The economic outlook for the euro area is deteriorating fast: This week has brought a number of new indicators pointing at a sharp slow-down ahead. Not only are signs mounting that the first countries on the fringe of the euro area such as Ireland and Spain may now be in recession, but there are now also some first indications that Germany, long seen as the most robust economy of the euro area at the moment, is also heading for a significant slowdown.

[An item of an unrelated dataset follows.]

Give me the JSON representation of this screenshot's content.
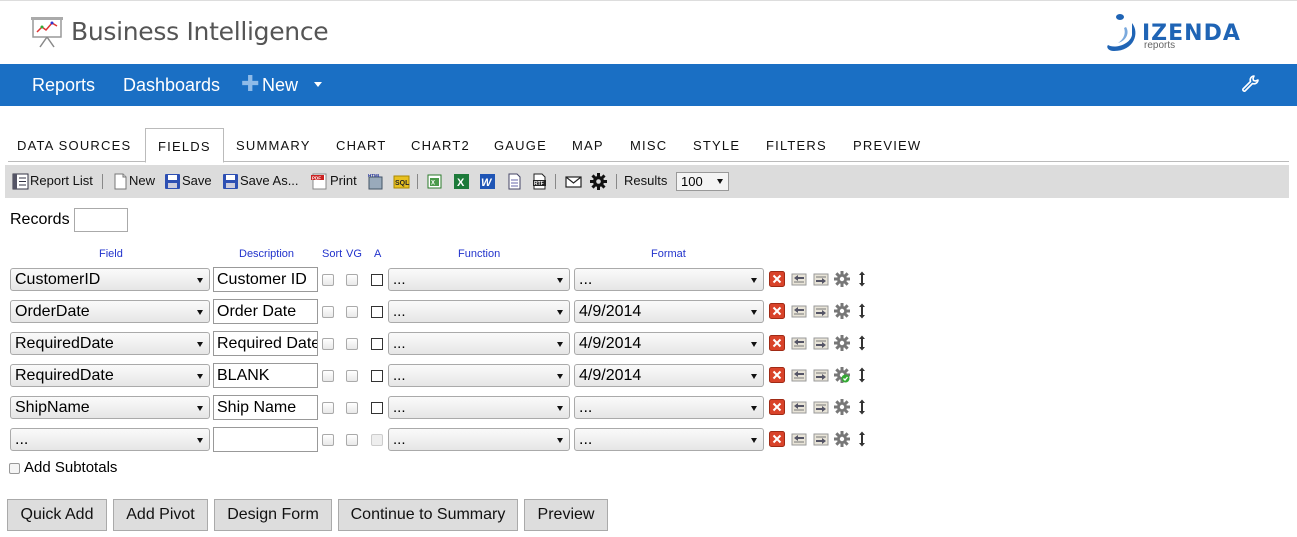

The Irish business cycle usually does not meet much interest in the rest of Europe. After all, the country with a population about the size of the Berlin area (4.3 million) is just not big enough to influence the business cycle or the interest rate decision of the ECB. But, as we have seen, the small republic still has enough weight to cast EU politics in a disarray. And the recent economic data might help us understand why the Irish have voted “No” in the referendum on the Lisbon Treaty. If we take GDP data from Ireland for real, the country has entered recession already at the end of 2007. EMU which once used to be the biggest boost to the country’s economic performance is now becoming a strait-jacket.
According to data from the Irish Statistical office, GDP contracted by 1.5 percent year-on-year in the first quarter of 2008. While the Irish GDP series is known to be extremely volatile (as is the case for basically all of the small EMU countries), there are signs that the contraction is for real: Unemployment has been on the rise for almost a year now, tax revenue is slumping and the leading economic research institute ESRI now projects a contraction of GDP for the whole year of 2008 of 0.4 percent (see Philip Lane’s post on RGE Monitor).
The Irish story follows the by now well-known script-book for EMU’s rotating slumps: An overheated economy has led to excessive wage increases which have interacted with rising housing prices and a construction boom. Deterioration in international competitiveness then lead to a sharp deterioration of the current account balance. Once the boom comes to an end, growth slumps and the country in question has to struggle to regain competitiveness as domestic demand slows sharply. Usually, this is the moment when also the budget deficit unexpectedly shoots up and hits the ceiling set by the Stability and Growth Pact, taking away all room for expansionary fiscal policy. Given our past experiences, growth will not recover very quickly, but the slump might drag on for several years.
Ireland might not be the only country to experience a recession this year. While the Spanish government is still dismissing the possibility of a recession, all indicators except headline GDP indicate that the country is quickly approaching that state: Survey indicators have hit record lows, unemployment is growing quickly and house prices and construction activity are in free fall.
Unfortunately, the trouble seems no longer be limited to the fringes of the euro area. For a while, a number of economists had hoped that Germany might provide some locomotive function for the rest of EMU, given that industrial production and business climate in Germany had held up very well for a long time. Well, they might have to rethink their position now: As we learned on Friday, manufacturing orders in Germany contracted again in May by 0.9 percent after a 1.7 percent drop in April. The drop has been the sixth in a row, leaving overall orders about 5.5 percent below its peak from last November and only slightly above the level from May 2007.
More important, the driving force behind the fall in orders is a continuous fall of domestic and EMU orders for capital goods, which run now 5.5 percent and a whopping 26.6 percent below their respective peaks. Both German tax policy (see posts here and here in which I predicted this development), a deterioration in financing conditions and the deterioration of the demand outlook for the months ahead seem to be at work here. The investment cycle might hence come to an end or at least weaken substantially. Moreover, orders from outside the euro area took a hit as the strong euro now seems to take its toll on the German economy (see post here and here).
As German growth over the past years has almost exclusively been driven by exports and corporate investment with private consumption remaining almost stagnant, this bodes ill for German economic growth and labour market developments going forward. Second quarter GDP will almost certainly be negative due to technical factors, but the leading indicators now point toward a rather week second half of the year as well. While the large statistical overhang might still leave overall GDP growth above 2 percent for 2008, 2009 will most likely turn out to be very weak again even if Germany. The increase in consumption which could provide a self-sustained upswing even in an environment of a slowing world economy for which a number of economist had hoped has not materialized. At the moment, it is becoming more unlikely to materialize every day with labour market dynamics slowing and high oil prices depressing real wages.
So, prepare for a rough ride of the euro-economy ahead. It is well possible that things deteriorate so quickly that before the end of the year, pressure on the ECB will be mounting to take back the latest interest rate increase and possibly to cut even further – something probably not exactly improving the credibility or the trust in the economic judgement of the still young central bank.
This piece has been co-posted on Eurozone Watch in a series on how to proceed after the Irish No.